%%

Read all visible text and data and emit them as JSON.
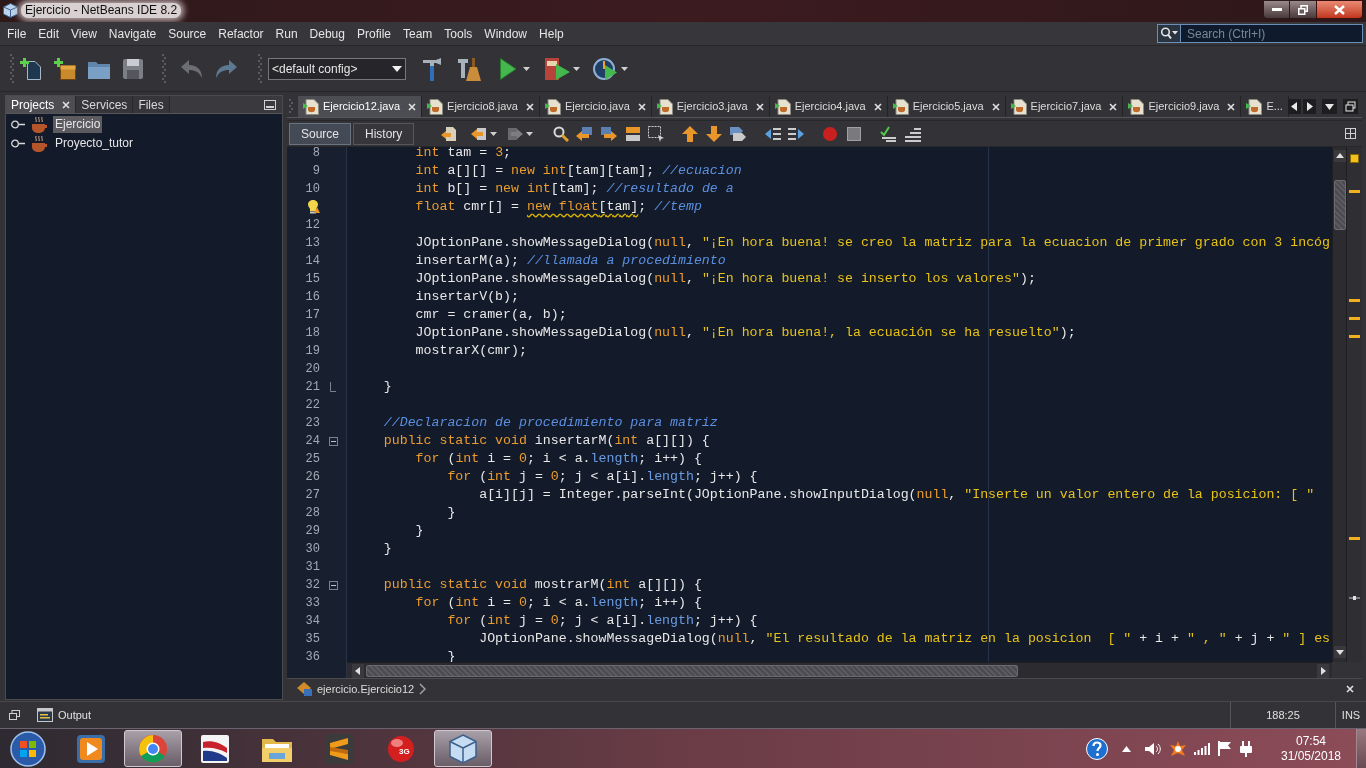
{
  "window": {
    "title": "Ejercicio - NetBeans IDE 8.2"
  },
  "menu_bar": {
    "items": [
      "File",
      "Edit",
      "View",
      "Navigate",
      "Source",
      "Refactor",
      "Run",
      "Debug",
      "Profile",
      "Team",
      "Tools",
      "Window",
      "Help"
    ],
    "search": {
      "placeholder": "Search (Ctrl+I)"
    }
  },
  "toolbar": {
    "config": "<default config>"
  },
  "projects_panel": {
    "tabs": [
      {
        "label": "Projects",
        "selected": true,
        "closable": true
      },
      {
        "label": "Services",
        "selected": false,
        "closable": false
      },
      {
        "label": "Files",
        "selected": false,
        "closable": false
      }
    ],
    "tree": [
      {
        "label": "Ejercicio",
        "selected": true
      },
      {
        "label": "Proyecto_tutor",
        "selected": false
      }
    ]
  },
  "editor": {
    "tabs": [
      {
        "label": "Ejercicio12.java",
        "selected": true,
        "closable": true
      },
      {
        "label": "Ejercicio8.java",
        "selected": false,
        "closable": true
      },
      {
        "label": "Ejercicio.java",
        "selected": false,
        "closable": true
      },
      {
        "label": "Ejercicio3.java",
        "selected": false,
        "closable": true
      },
      {
        "label": "Ejercicio4.java",
        "selected": false,
        "closable": true
      },
      {
        "label": "Ejercicio5.java",
        "selected": false,
        "closable": true
      },
      {
        "label": "Ejercicio7.java",
        "selected": false,
        "closable": true
      },
      {
        "label": "Ejercicio9.java",
        "selected": false,
        "closable": true
      },
      {
        "label": "E...",
        "selected": false,
        "closable": false
      }
    ],
    "views": [
      {
        "label": "Source",
        "selected": true
      },
      {
        "label": "History",
        "selected": false
      }
    ],
    "lines": [
      {
        "number": "8",
        "tokens": [
          {
            "kind": "keyword",
            "text": "        int"
          },
          {
            "kind": "plain",
            "text": " tam = "
          },
          {
            "kind": "number",
            "text": "3"
          },
          {
            "kind": "plain",
            "text": ";"
          }
        ]
      },
      {
        "number": "9",
        "tokens": [
          {
            "kind": "keyword",
            "text": "        int"
          },
          {
            "kind": "plain",
            "text": " a[][] = "
          },
          {
            "kind": "keyword",
            "text": "new int"
          },
          {
            "kind": "plain",
            "text": "[tam][tam]; "
          },
          {
            "kind": "comment",
            "text": "//ecuacion"
          }
        ]
      },
      {
        "number": "10",
        "tokens": [
          {
            "kind": "keyword",
            "text": "        int"
          },
          {
            "kind": "plain",
            "text": " b[] = "
          },
          {
            "kind": "keyword",
            "text": "new int"
          },
          {
            "kind": "plain",
            "text": "[tam]; "
          },
          {
            "kind": "comment",
            "text": "//resultado de a"
          }
        ]
      },
      {
        "hint": true,
        "tokens": [
          {
            "kind": "keyword",
            "text": "        float"
          },
          {
            "kind": "plain",
            "text": " cmr[] = "
          },
          {
            "kind": "keyword",
            "text": "new float",
            "warning": true
          },
          {
            "kind": "plain",
            "text": "[tam]",
            "warning": true
          },
          {
            "kind": "plain",
            "text": "; "
          },
          {
            "kind": "comment",
            "text": "//temp"
          }
        ]
      },
      {
        "number": "12"
      },
      {
        "number": "13",
        "tokens": [
          {
            "kind": "plain",
            "text": "        JOptionPane.showMessageDialog("
          },
          {
            "kind": "keyword",
            "text": "null"
          },
          {
            "kind": "plain",
            "text": ", "
          },
          {
            "kind": "string",
            "text": "\"¡En hora buena! se creo la matriz para la ecuacion de primer grado con 3 incóg"
          }
        ]
      },
      {
        "number": "14",
        "tokens": [
          {
            "kind": "plain",
            "text": "        insertarM(a); "
          },
          {
            "kind": "comment",
            "text": "//llamada a procedimiento"
          }
        ]
      },
      {
        "number": "15",
        "tokens": [
          {
            "kind": "plain",
            "text": "        JOptionPane.showMessageDialog("
          },
          {
            "kind": "keyword",
            "text": "null"
          },
          {
            "kind": "plain",
            "text": ", "
          },
          {
            "kind": "string",
            "text": "\"¡En hora buena! se inserto los valores\""
          },
          {
            "kind": "plain",
            "text": ");"
          }
        ]
      },
      {
        "number": "16",
        "tokens": [
          {
            "kind": "plain",
            "text": "        insertarV(b);"
          }
        ]
      },
      {
        "number": "17",
        "tokens": [
          {
            "kind": "plain",
            "text": "        cmr = cramer(a, b);"
          }
        ]
      },
      {
        "number": "18",
        "tokens": [
          {
            "kind": "plain",
            "text": "        JOptionPane.showMessageDialog("
          },
          {
            "kind": "keyword",
            "text": "null"
          },
          {
            "kind": "plain",
            "text": ", "
          },
          {
            "kind": "string",
            "text": "\"¡En hora buena!, la ecuación se ha resuelto\""
          },
          {
            "kind": "plain",
            "text": ");"
          }
        ]
      },
      {
        "number": "19",
        "tokens": [
          {
            "kind": "plain",
            "text": "        mostrarX(cmr);"
          }
        ]
      },
      {
        "number": "20"
      },
      {
        "number": "21",
        "fold_end": true,
        "tokens": [
          {
            "kind": "plain",
            "text": "    }"
          }
        ]
      },
      {
        "number": "22"
      },
      {
        "number": "23",
        "tokens": [
          {
            "kind": "comment",
            "text": "    //Declaracion de procedimiento para matriz"
          }
        ]
      },
      {
        "number": "24",
        "expanded": true,
        "tokens": [
          {
            "kind": "keyword",
            "text": "    public static void"
          },
          {
            "kind": "plain",
            "text": " insertarM("
          },
          {
            "kind": "keyword",
            "text": "int"
          },
          {
            "kind": "plain",
            "text": " a[][]) {"
          }
        ]
      },
      {
        "number": "25",
        "tokens": [
          {
            "kind": "keyword",
            "text": "        for"
          },
          {
            "kind": "plain",
            "text": " ("
          },
          {
            "kind": "keyword",
            "text": "int"
          },
          {
            "kind": "plain",
            "text": " i = "
          },
          {
            "kind": "number",
            "text": "0"
          },
          {
            "kind": "plain",
            "text": "; i < a."
          },
          {
            "kind": "field",
            "text": "length"
          },
          {
            "kind": "plain",
            "text": "; i++) {"
          }
        ]
      },
      {
        "number": "26",
        "tokens": [
          {
            "kind": "keyword",
            "text": "            for"
          },
          {
            "kind": "plain",
            "text": " ("
          },
          {
            "kind": "keyword",
            "text": "int"
          },
          {
            "kind": "plain",
            "text": " j = "
          },
          {
            "kind": "number",
            "text": "0"
          },
          {
            "kind": "plain",
            "text": "; j < a[i]."
          },
          {
            "kind": "field",
            "text": "length"
          },
          {
            "kind": "plain",
            "text": "; j++) {"
          }
        ]
      },
      {
        "number": "27",
        "tokens": [
          {
            "kind": "plain",
            "text": "                a[i][j] = Integer.parseInt(JOptionPane.showInputDialog("
          },
          {
            "kind": "keyword",
            "text": "null"
          },
          {
            "kind": "plain",
            "text": ", "
          },
          {
            "kind": "string",
            "text": "\"Inserte un valor entero de la posicion: [ \""
          }
        ]
      },
      {
        "number": "28",
        "tokens": [
          {
            "kind": "plain",
            "text": "            }"
          }
        ]
      },
      {
        "number": "29",
        "tokens": [
          {
            "kind": "plain",
            "text": "        }"
          }
        ]
      },
      {
        "number": "30",
        "tokens": [
          {
            "kind": "plain",
            "text": "    }"
          }
        ]
      },
      {
        "number": "31"
      },
      {
        "number": "32",
        "expanded": true,
        "tokens": [
          {
            "kind": "keyword",
            "text": "    public static void"
          },
          {
            "kind": "plain",
            "text": " mostrarM("
          },
          {
            "kind": "keyword",
            "text": "int"
          },
          {
            "kind": "plain",
            "text": " a[][]) {"
          }
        ]
      },
      {
        "number": "33",
        "tokens": [
          {
            "kind": "keyword",
            "text": "        for"
          },
          {
            "kind": "plain",
            "text": " ("
          },
          {
            "kind": "keyword",
            "text": "int"
          },
          {
            "kind": "plain",
            "text": " i = "
          },
          {
            "kind": "number",
            "text": "0"
          },
          {
            "kind": "plain",
            "text": "; i < a."
          },
          {
            "kind": "field",
            "text": "length"
          },
          {
            "kind": "plain",
            "text": "; i++) {"
          }
        ]
      },
      {
        "number": "34",
        "tokens": [
          {
            "kind": "keyword",
            "text": "            for"
          },
          {
            "kind": "plain",
            "text": " ("
          },
          {
            "kind": "keyword",
            "text": "int"
          },
          {
            "kind": "plain",
            "text": " j = "
          },
          {
            "kind": "number",
            "text": "0"
          },
          {
            "kind": "plain",
            "text": "; j < a[i]."
          },
          {
            "kind": "field",
            "text": "length"
          },
          {
            "kind": "plain",
            "text": "; j++) {"
          }
        ]
      },
      {
        "number": "35",
        "tokens": [
          {
            "kind": "plain",
            "text": "                JOptionPane.showMessageDialog("
          },
          {
            "kind": "keyword",
            "text": "null"
          },
          {
            "kind": "plain",
            "text": ", "
          },
          {
            "kind": "string",
            "text": "\"El resultado de la matriz en la posicion  [ \""
          },
          {
            "kind": "plain",
            "text": " + i + "
          },
          {
            "kind": "string",
            "text": "\" , \""
          },
          {
            "kind": "plain",
            "text": " + j + "
          },
          {
            "kind": "string",
            "text": "\" ] es"
          }
        ]
      },
      {
        "number": "36",
        "tokens": [
          {
            "kind": "plain",
            "text": "            }"
          }
        ]
      }
    ],
    "breadcrumb": "ejercicio.Ejercicio12"
  },
  "status_bar": {
    "output": "Output",
    "caret_position": "188:25",
    "insert_mode": "INS"
  },
  "taskbar": {
    "apps": [
      {
        "selected": false
      },
      {
        "selected": true
      },
      {
        "selected": false
      },
      {
        "selected": false
      },
      {
        "selected": false
      },
      {
        "selected": false,
        "badge": "3G"
      },
      {
        "selected": true
      }
    ],
    "clock": {
      "time": "07:54",
      "date": "31/05/2018"
    }
  }
}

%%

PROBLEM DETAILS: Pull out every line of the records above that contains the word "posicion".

SOLUTION FOR THIS PROBLEM:
            "text": "\"Inserte un valor entero de la posicion: [ \""
            "text": "\"El resultado de la matriz en la posicion  [ \""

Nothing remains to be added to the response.